* **Exercise details**: The records follow. Filter them to the lines that hold "JSON".

Page and application data records:
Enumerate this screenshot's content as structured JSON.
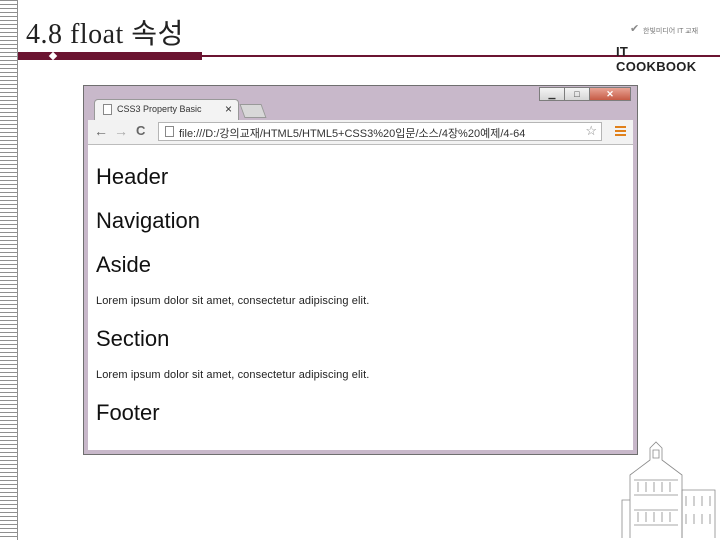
{
  "slide": {
    "title": "4.8 float 속성",
    "logo": {
      "tagline": "한빛미디어 IT 교재",
      "brand": "IT COOKBOOK"
    }
  },
  "browser": {
    "tab": {
      "title": "CSS3 Property Basic",
      "close": "×"
    },
    "window_controls": {
      "minimize": "▁",
      "maximize": "□",
      "close": "✕"
    },
    "nav": {
      "back": "←",
      "forward": "→",
      "reload": "C"
    },
    "address": "file:///D:/강의교재/HTML5/HTML5+CSS3%20입문/소스/4장%20예제/4-64",
    "page": {
      "header": "Header",
      "navigation": "Navigation",
      "aside": "Aside",
      "aside_text": "Lorem ipsum dolor sit amet, consectetur adipiscing elit.",
      "section": "Section",
      "section_text": "Lorem ipsum dolor sit amet, consectetur adipiscing elit.",
      "footer": "Footer"
    }
  },
  "colors": {
    "accent": "#6b1431",
    "frame": "#c8b8ca"
  },
  "icons": [
    "page-icon",
    "star-icon",
    "menu-icon",
    "back-arrow-icon",
    "forward-arrow-icon",
    "reload-icon"
  ]
}
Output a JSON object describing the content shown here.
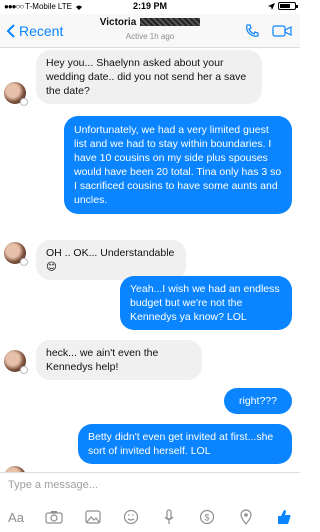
{
  "status_bar": {
    "carrier": "T-Mobile",
    "network": "LTE",
    "time": "2:19 PM"
  },
  "header": {
    "back_label": "Recent",
    "contact_name": "Victoria",
    "subtitle": "Active 1h ago"
  },
  "messages": [
    {
      "direction": "in",
      "text": "Hey you... Shaelynn asked about your wedding date.. did you not send her a save the date?"
    },
    {
      "direction": "out",
      "text": "Unfortunately, we had a very limited guest list and we had to stay within boundaries. I have 10 cousins on my side plus spouses would have been 20 total. Tina only has 3 so I sacrificed cousins to have some aunts and uncles."
    },
    {
      "direction": "in",
      "text": "OH .. OK... Understandable 😊"
    },
    {
      "direction": "out",
      "text": "Yeah...I wish we had an endless budget but we're not the Kennedys ya know? LOL"
    },
    {
      "direction": "in",
      "text": "heck... we ain't even the Kennedys help!"
    },
    {
      "direction": "out",
      "text": "right???"
    },
    {
      "direction": "out",
      "text": "Betty didn't even get invited at first...she sort of invited herself. LOL"
    }
  ],
  "composer": {
    "placeholder": "Type a message..."
  },
  "toolbar_icons": [
    "text-icon",
    "camera-icon",
    "photo-icon",
    "sticker-icon",
    "microphone-icon",
    "payment-icon",
    "location-icon",
    "like-icon"
  ],
  "colors": {
    "accent": "#0a84ff",
    "incoming_bubble": "#f0f0f0"
  }
}
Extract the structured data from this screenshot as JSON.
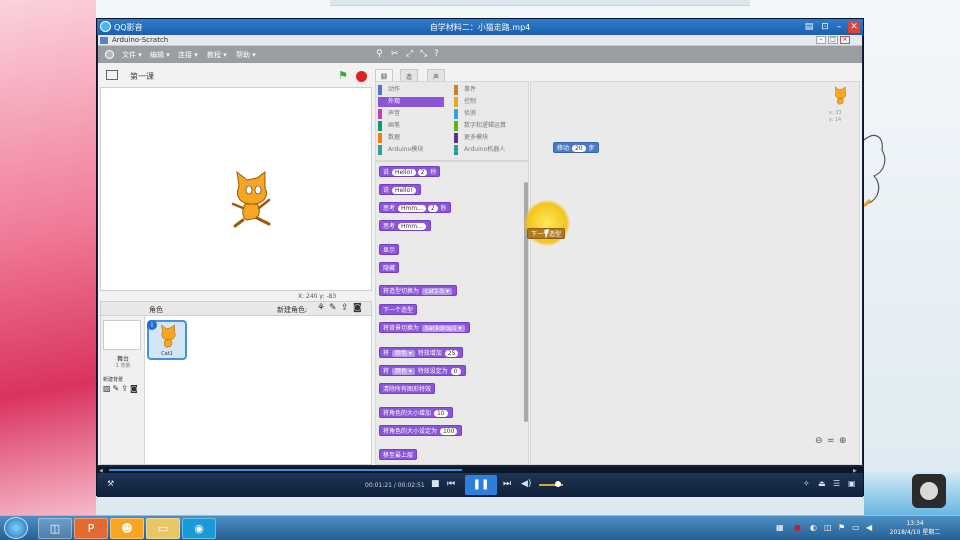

* **Solution to the problem**:
Enumerate this screenshot's content as structured JSON.
Output a JSON object describing the content shown here.
Extract the structured data from this screenshot as JSON.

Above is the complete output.